You are encouraged to begin the estate planning process early on in your adult life in Greensburg. Yet it is important to remember that estate planning is just that: a process. Much may change throughout your life (including the people that you wish to benefit from your estate), which is why it is important to revisit your estate planning instruments regularly to see if they need to be updated. 

One event that should prompt you updated your will is a divorce. You might fear the prospect of you dying and leaving behind a will that leaves a bulk of your assets to your now ex-spouse. Many might say that it exactly what will happen if you do not update your will immediately following your divorce. Yet according to Section 6111.1 of Pennsylvania’s Consolidated Statutes, any conveyance of property made in an estate planning instrument that benefits your ex-spouse became invalid the moment your divorce was finalized. In the eyes of the law, it is as if they preceded you in death. 
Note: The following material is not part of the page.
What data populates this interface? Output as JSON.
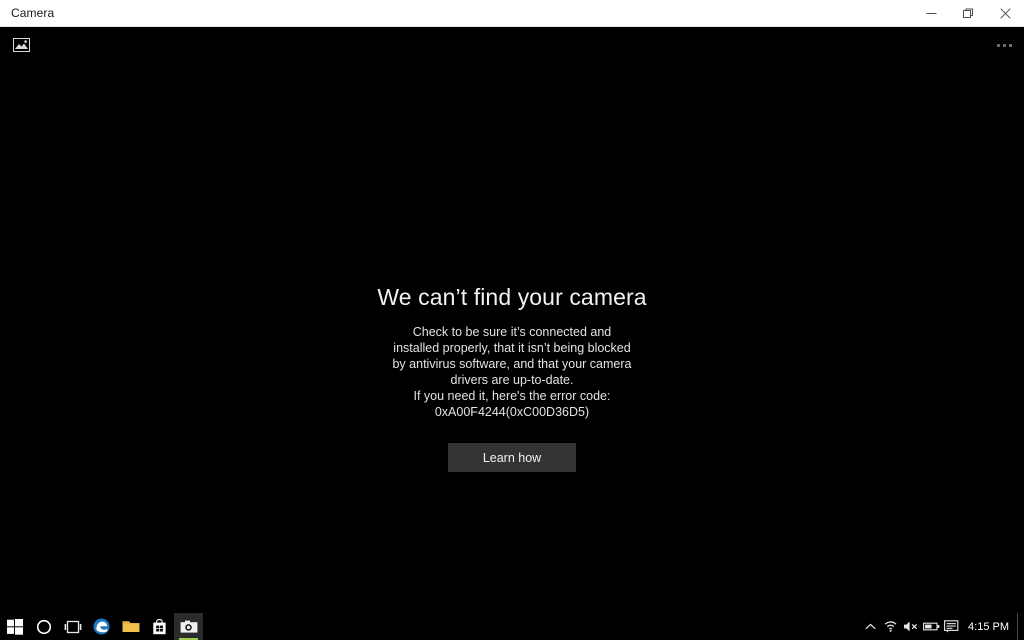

Of course, this does not take away the need to update your will following your divorce. Your divorce does not also automatically mean that you should completely exclude your ex-spouse from any aspect of your estate. Ultimately it may be in the best interest of you both of they remain included to a certain degree. Say that you have young children that you name as your primary beneficiaries after your divorce. If you die before they reach the age of majority, who will help to manage the assets they stand to inherit. For this reason, it may be beneficial to name your ex-spouse as a trustee over your kids’ funds so that they can manage those assets until the kids are old enough to do so on their own.